Here are statistics on Greece’s fiscal budget:

Take a look at the article by Selgin, Lapstrates, and White on the performance of the Fed:

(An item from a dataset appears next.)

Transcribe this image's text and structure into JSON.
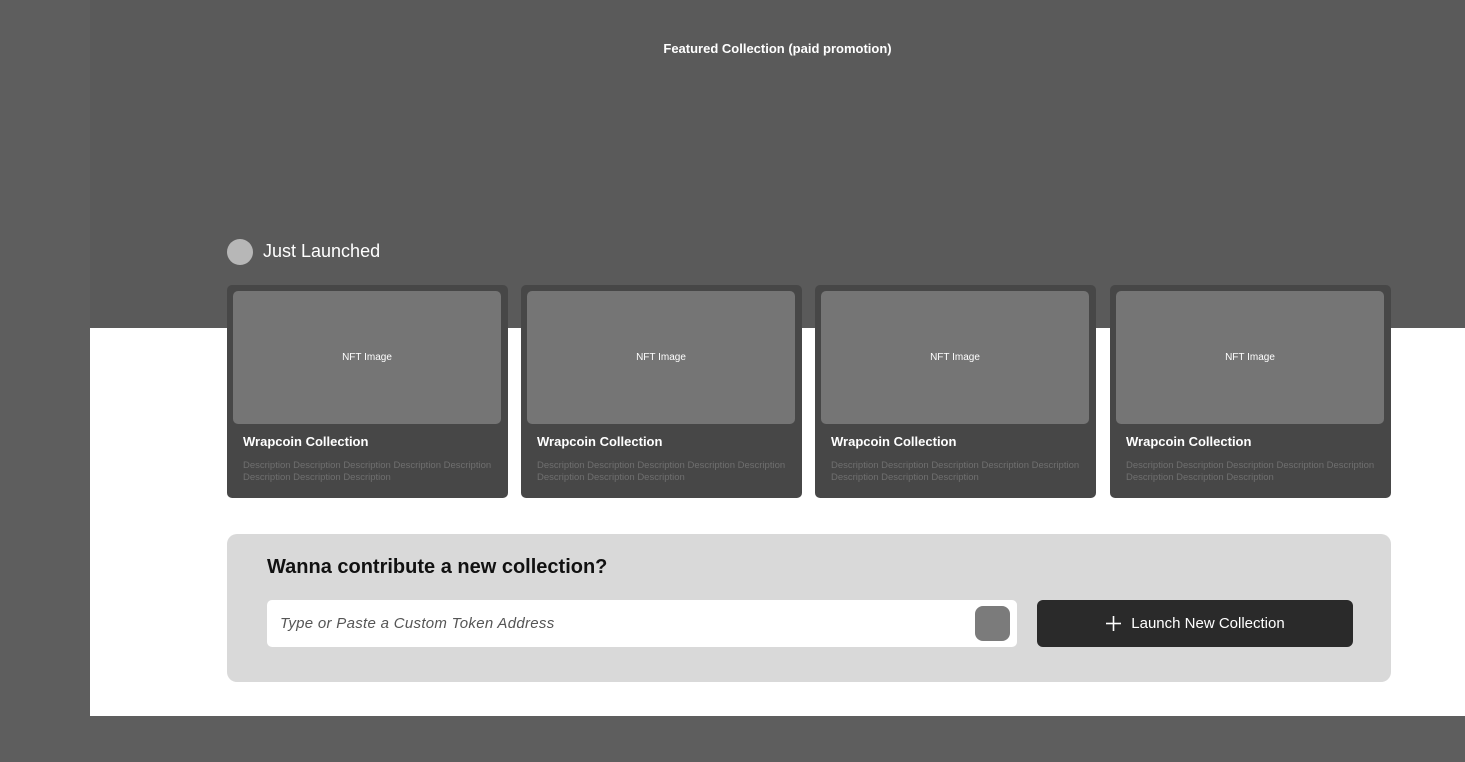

The alleged improved performance of the Fed after WWII doesn’t include the recent housing boom and financial collapse. The excellent performance of the economy in the late 1940s and 1950s was caused more by the reconfiguration of capital investment and employment in the face of the giant rollback of the government from its wartime levels than to Fed policy. The great moderation from the mid-1980s to the mid-1990s was not caused by Fed policy at all, but instead was the result of the re-establishment of the dollar as a world reserve currency. Finally, the performance of the Fed is measured by reduced volatility of GDP. But chronic monetary inflation and credit expansion can lead to stagnation of GDP instead of volatility. This is what we’re experiencing currently with the Fed’s massive inflation of the monetary base during the downturn, which (contrary to your antagonist’s claim about what ABCT implies) is not starting another boom but adding to the uncertainty of the economic climate for investments in the future resulting in a dearth of investment today.